# TASK DIRECTIONS:
Please return all records verbatim, no pictures.

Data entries
====

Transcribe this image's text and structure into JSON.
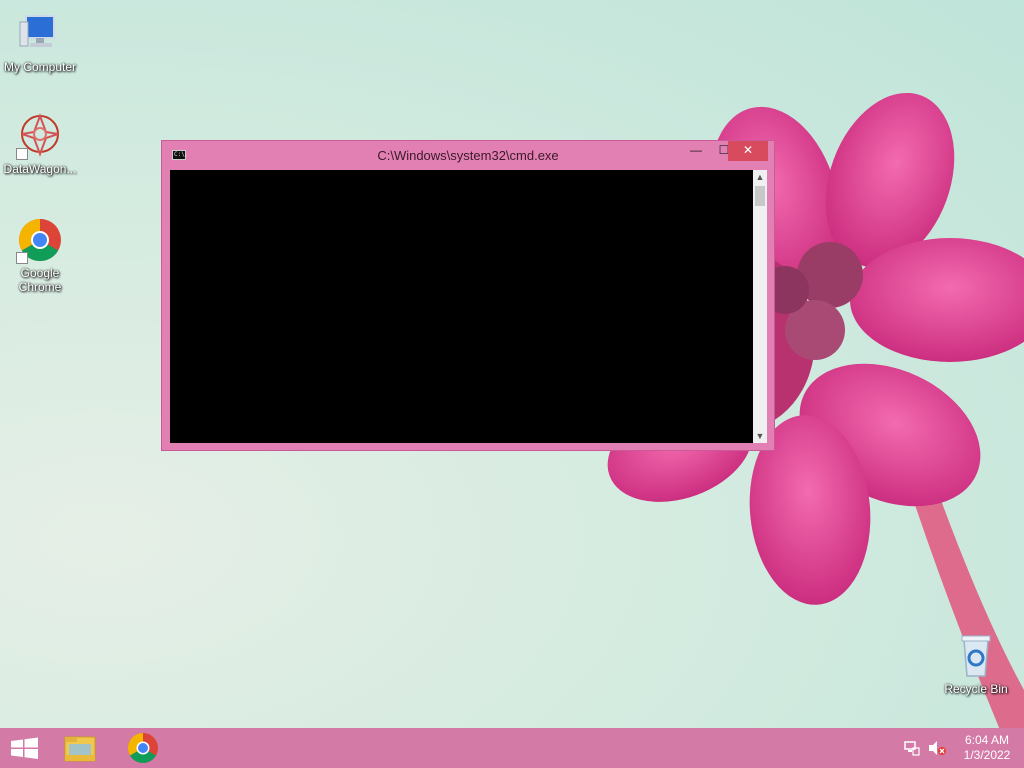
{
  "desktop": {
    "icons": [
      {
        "label": "My Computer"
      },
      {
        "label": "DataWagon..."
      },
      {
        "label": "Google Chrome"
      },
      {
        "label": "Recycle Bin"
      }
    ]
  },
  "cmd_window": {
    "title": "C:\\Windows\\system32\\cmd.exe",
    "app_icon_text": "C:\\.",
    "minimize_glyph": "—",
    "maximize_glyph": "☐",
    "close_glyph": "✕",
    "scroll_up_glyph": "▲",
    "scroll_down_glyph": "▼"
  },
  "taskbar": {
    "items": [
      "start-button",
      "file-explorer",
      "google-chrome"
    ],
    "tray": {
      "time": "6:04 AM",
      "date": "1/3/2022"
    }
  },
  "colors": {
    "taskbar": "#d37aa7",
    "window_frame": "#e27fb3",
    "close_button": "#d84b5f",
    "console_background": "#000000"
  }
}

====

# EXERCISE ANSWER:
Transcribe this image's text and structure into JSON.
{
  "desktop": {
    "icons": [
      {
        "label": "My Computer"
      },
      {
        "label": "DataWagon..."
      },
      {
        "label": "Google Chrome"
      },
      {
        "label": "Recycle Bin"
      }
    ]
  },
  "cmd_window": {
    "title": "C:\\Windows\\system32\\cmd.exe",
    "app_icon_text": "C:\\.",
    "minimize_glyph": "—",
    "maximize_glyph": "☐",
    "close_glyph": "✕",
    "scroll_up_glyph": "▲",
    "scroll_down_glyph": "▼"
  },
  "taskbar": {
    "items": [
      "start-button",
      "file-explorer",
      "google-chrome"
    ],
    "tray": {
      "time": "6:04 AM",
      "date": "1/3/2022"
    }
  },
  "colors": {
    "taskbar": "#d37aa7",
    "window_frame": "#e27fb3",
    "close_button": "#d84b5f",
    "console_background": "#000000"
  }
}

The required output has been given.